**Assignment**
Retype all of the records precisely.

(Website and app data records)
- Opening Delimiter -

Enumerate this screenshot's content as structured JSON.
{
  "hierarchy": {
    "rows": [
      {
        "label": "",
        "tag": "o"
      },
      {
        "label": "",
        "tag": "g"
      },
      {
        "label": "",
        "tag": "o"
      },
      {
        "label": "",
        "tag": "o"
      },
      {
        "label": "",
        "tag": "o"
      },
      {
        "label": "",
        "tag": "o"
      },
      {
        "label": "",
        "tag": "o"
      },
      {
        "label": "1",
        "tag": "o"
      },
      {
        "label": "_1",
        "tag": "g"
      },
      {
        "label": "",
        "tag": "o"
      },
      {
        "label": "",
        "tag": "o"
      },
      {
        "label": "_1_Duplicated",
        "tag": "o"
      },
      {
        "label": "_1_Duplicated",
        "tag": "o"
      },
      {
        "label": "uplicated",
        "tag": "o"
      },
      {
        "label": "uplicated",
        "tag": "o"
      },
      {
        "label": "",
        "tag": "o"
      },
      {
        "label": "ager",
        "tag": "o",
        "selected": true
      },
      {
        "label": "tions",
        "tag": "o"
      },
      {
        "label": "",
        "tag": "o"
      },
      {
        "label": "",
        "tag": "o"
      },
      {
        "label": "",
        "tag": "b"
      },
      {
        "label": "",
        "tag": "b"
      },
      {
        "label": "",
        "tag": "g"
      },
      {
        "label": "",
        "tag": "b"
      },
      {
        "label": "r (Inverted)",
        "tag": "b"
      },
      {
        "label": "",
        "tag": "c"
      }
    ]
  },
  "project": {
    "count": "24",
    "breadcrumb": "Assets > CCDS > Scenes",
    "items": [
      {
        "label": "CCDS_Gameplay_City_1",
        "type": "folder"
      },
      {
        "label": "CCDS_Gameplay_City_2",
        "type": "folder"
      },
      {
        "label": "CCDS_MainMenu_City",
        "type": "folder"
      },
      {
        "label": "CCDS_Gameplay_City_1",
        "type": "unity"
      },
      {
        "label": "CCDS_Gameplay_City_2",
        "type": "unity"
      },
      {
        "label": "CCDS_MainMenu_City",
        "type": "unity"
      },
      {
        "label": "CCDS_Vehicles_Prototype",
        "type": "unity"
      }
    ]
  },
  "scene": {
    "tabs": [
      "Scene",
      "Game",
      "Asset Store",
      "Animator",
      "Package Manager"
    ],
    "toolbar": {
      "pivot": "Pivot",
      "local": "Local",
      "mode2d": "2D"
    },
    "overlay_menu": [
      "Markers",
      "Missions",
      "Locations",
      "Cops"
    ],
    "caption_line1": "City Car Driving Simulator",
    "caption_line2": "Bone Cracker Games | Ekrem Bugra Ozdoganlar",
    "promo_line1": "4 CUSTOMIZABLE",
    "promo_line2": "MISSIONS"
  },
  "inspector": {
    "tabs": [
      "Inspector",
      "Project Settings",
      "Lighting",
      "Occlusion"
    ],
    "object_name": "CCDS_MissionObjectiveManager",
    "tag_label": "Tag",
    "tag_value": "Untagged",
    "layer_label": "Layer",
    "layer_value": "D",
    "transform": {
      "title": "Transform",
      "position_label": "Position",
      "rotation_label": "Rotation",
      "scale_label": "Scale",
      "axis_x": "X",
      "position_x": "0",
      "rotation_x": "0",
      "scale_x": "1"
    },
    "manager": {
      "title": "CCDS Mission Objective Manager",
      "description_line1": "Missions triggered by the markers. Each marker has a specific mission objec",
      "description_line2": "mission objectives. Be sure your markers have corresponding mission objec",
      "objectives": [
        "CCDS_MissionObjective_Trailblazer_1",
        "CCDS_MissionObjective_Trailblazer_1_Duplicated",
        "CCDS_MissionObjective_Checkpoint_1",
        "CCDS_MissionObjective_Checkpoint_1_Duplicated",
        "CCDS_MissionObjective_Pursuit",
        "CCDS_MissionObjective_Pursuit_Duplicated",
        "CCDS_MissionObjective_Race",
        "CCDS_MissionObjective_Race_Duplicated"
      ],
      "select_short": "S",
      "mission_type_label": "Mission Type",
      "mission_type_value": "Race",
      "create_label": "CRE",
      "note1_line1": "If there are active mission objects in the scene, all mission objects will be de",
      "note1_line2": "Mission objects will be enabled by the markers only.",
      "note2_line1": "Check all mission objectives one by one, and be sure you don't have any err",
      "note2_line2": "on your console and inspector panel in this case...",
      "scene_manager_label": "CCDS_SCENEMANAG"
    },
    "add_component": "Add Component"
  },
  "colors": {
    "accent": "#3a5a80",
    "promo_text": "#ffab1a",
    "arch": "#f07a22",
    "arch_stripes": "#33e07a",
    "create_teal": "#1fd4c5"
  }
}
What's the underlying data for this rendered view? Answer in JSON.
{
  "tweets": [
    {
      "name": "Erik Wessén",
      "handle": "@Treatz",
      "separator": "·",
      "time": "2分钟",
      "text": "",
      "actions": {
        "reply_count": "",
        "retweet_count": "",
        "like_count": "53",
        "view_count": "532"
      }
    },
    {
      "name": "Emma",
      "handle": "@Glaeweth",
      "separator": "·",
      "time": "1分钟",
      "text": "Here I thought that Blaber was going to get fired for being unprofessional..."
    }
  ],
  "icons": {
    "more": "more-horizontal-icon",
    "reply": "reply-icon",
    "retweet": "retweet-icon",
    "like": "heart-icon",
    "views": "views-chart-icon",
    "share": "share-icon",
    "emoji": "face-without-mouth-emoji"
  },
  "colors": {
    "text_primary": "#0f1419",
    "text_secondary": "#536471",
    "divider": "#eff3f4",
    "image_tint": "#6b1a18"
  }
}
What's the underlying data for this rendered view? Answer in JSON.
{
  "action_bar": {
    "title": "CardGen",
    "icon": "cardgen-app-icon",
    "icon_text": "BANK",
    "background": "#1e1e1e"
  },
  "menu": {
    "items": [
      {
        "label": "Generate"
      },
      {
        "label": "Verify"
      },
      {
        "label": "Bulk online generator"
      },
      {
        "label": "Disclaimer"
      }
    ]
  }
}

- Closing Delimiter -

**Exercise response**
Enumerate this screenshot's content as structured JSON.
{
  "hierarchy": {
    "rows": [
      {
        "label": "",
        "tag": "o"
      },
      {
        "label": "",
        "tag": "g"
      },
      {
        "label": "",
        "tag": "o"
      },
      {
        "label": "",
        "tag": "o"
      },
      {
        "label": "",
        "tag": "o"
      },
      {
        "label": "",
        "tag": "o"
      },
      {
        "label": "",
        "tag": "o"
      },
      {
        "label": "1",
        "tag": "o"
      },
      {
        "label": "_1",
        "tag": "g"
      },
      {
        "label": "",
        "tag": "o"
      },
      {
        "label": "",
        "tag": "o"
      },
      {
        "label": "_1_Duplicated",
        "tag": "o"
      },
      {
        "label": "_1_Duplicated",
        "tag": "o"
      },
      {
        "label": "uplicated",
        "tag": "o"
      },
      {
        "label": "uplicated",
        "tag": "o"
      },
      {
        "label": "",
        "tag": "o"
      },
      {
        "label": "ager",
        "tag": "o",
        "selected": true
      },
      {
        "label": "tions",
        "tag": "o"
      },
      {
        "label": "",
        "tag": "o"
      },
      {
        "label": "",
        "tag": "o"
      },
      {
        "label": "",
        "tag": "b"
      },
      {
        "label": "",
        "tag": "b"
      },
      {
        "label": "",
        "tag": "g"
      },
      {
        "label": "",
        "tag": "b"
      },
      {
        "label": "r (Inverted)",
        "tag": "b"
      },
      {
        "label": "",
        "tag": "c"
      }
    ]
  },
  "project": {
    "count": "24",
    "breadcrumb": "Assets > CCDS > Scenes",
    "items": [
      {
        "label": "CCDS_Gameplay_City_1",
        "type": "folder"
      },
      {
        "label": "CCDS_Gameplay_City_2",
        "type": "folder"
      },
      {
        "label": "CCDS_MainMenu_City",
        "type": "folder"
      },
      {
        "label": "CCDS_Gameplay_City_1",
        "type": "unity"
      },
      {
        "label": "CCDS_Gameplay_City_2",
        "type": "unity"
      },
      {
        "label": "CCDS_MainMenu_City",
        "type": "unity"
      },
      {
        "label": "CCDS_Vehicles_Prototype",
        "type": "unity"
      }
    ]
  },
  "scene": {
    "tabs": [
      "Scene",
      "Game",
      "Asset Store",
      "Animator",
      "Package Manager"
    ],
    "toolbar": {
      "pivot": "Pivot",
      "local": "Local",
      "mode2d": "2D"
    },
    "overlay_menu": [
      "Markers",
      "Missions",
      "Locations",
      "Cops"
    ],
    "caption_line1": "City Car Driving Simulator",
    "caption_line2": "Bone Cracker Games | Ekrem Bugra Ozdoganlar",
    "promo_line1": "4 CUSTOMIZABLE",
    "promo_line2": "MISSIONS"
  },
  "inspector": {
    "tabs": [
      "Inspector",
      "Project Settings",
      "Lighting",
      "Occlusion"
    ],
    "object_name": "CCDS_MissionObjectiveManager",
    "tag_label": "Tag",
    "tag_value": "Untagged",
    "layer_label": "Layer",
    "layer_value": "D",
    "transform": {
      "title": "Transform",
      "position_label": "Position",
      "rotation_label": "Rotation",
      "scale_label": "Scale",
      "axis_x": "X",
      "position_x": "0",
      "rotation_x": "0",
      "scale_x": "1"
    },
    "manager": {
      "title": "CCDS Mission Objective Manager",
      "description_line1": "Missions triggered by the markers. Each marker has a specific mission objec",
      "description_line2": "mission objectives. Be sure your markers have corresponding mission objec",
      "objectives": [
        "CCDS_MissionObjective_Trailblazer_1",
        "CCDS_MissionObjective_Trailblazer_1_Duplicated",
        "CCDS_MissionObjective_Checkpoint_1",
        "CCDS_MissionObjective_Checkpoint_1_Duplicated",
        "CCDS_MissionObjective_Pursuit",
        "CCDS_MissionObjective_Pursuit_Duplicated",
        "CCDS_MissionObjective_Race",
        "CCDS_MissionObjective_Race_Duplicated"
      ],
      "select_short": "S",
      "mission_type_label": "Mission Type",
      "mission_type_value": "Race",
      "create_label": "CRE",
      "note1_line1": "If there are active mission objects in the scene, all mission objects will be de",
      "note1_line2": "Mission objects will be enabled by the markers only.",
      "note2_line1": "Check all mission objectives one by one, and be sure you don't have any err",
      "note2_line2": "on your console and inspector panel in this case...",
      "scene_manager_label": "CCDS_SCENEMANAG"
    },
    "add_component": "Add Component"
  },
  "colors": {
    "accent": "#3a5a80",
    "promo_text": "#ffab1a",
    "arch": "#f07a22",
    "arch_stripes": "#33e07a",
    "create_teal": "#1fd4c5"
  }
}
What's the underlying data for this rendered view? Answer in JSON.
{
  "tweets": [
    {
      "name": "Erik Wessén",
      "handle": "@Treatz",
      "separator": "·",
      "time": "2分钟",
      "text": "",
      "actions": {
        "reply_count": "",
        "retweet_count": "",
        "like_count": "53",
        "view_count": "532"
      }
    },
    {
      "name": "Emma",
      "handle": "@Glaeweth",
      "separator": "·",
      "time": "1分钟",
      "text": "Here I thought that Blaber was going to get fired for being unprofessional..."
    }
  ],
  "icons": {
    "more": "more-horizontal-icon",
    "reply": "reply-icon",
    "retweet": "retweet-icon",
    "like": "heart-icon",
    "views": "views-chart-icon",
    "share": "share-icon",
    "emoji": "face-without-mouth-emoji"
  },
  "colors": {
    "text_primary": "#0f1419",
    "text_secondary": "#536471",
    "divider": "#eff3f4",
    "image_tint": "#6b1a18"
  }
}
What's the underlying data for this rendered view? Answer in JSON.
{
  "action_bar": {
    "title": "CardGen",
    "icon": "cardgen-app-icon",
    "icon_text": "BANK",
    "background": "#1e1e1e"
  },
  "menu": {
    "items": [
      {
        "label": "Generate"
      },
      {
        "label": "Verify"
      },
      {
        "label": "Bulk online generator"
      },
      {
        "label": "Disclaimer"
      }
    ]
  }
}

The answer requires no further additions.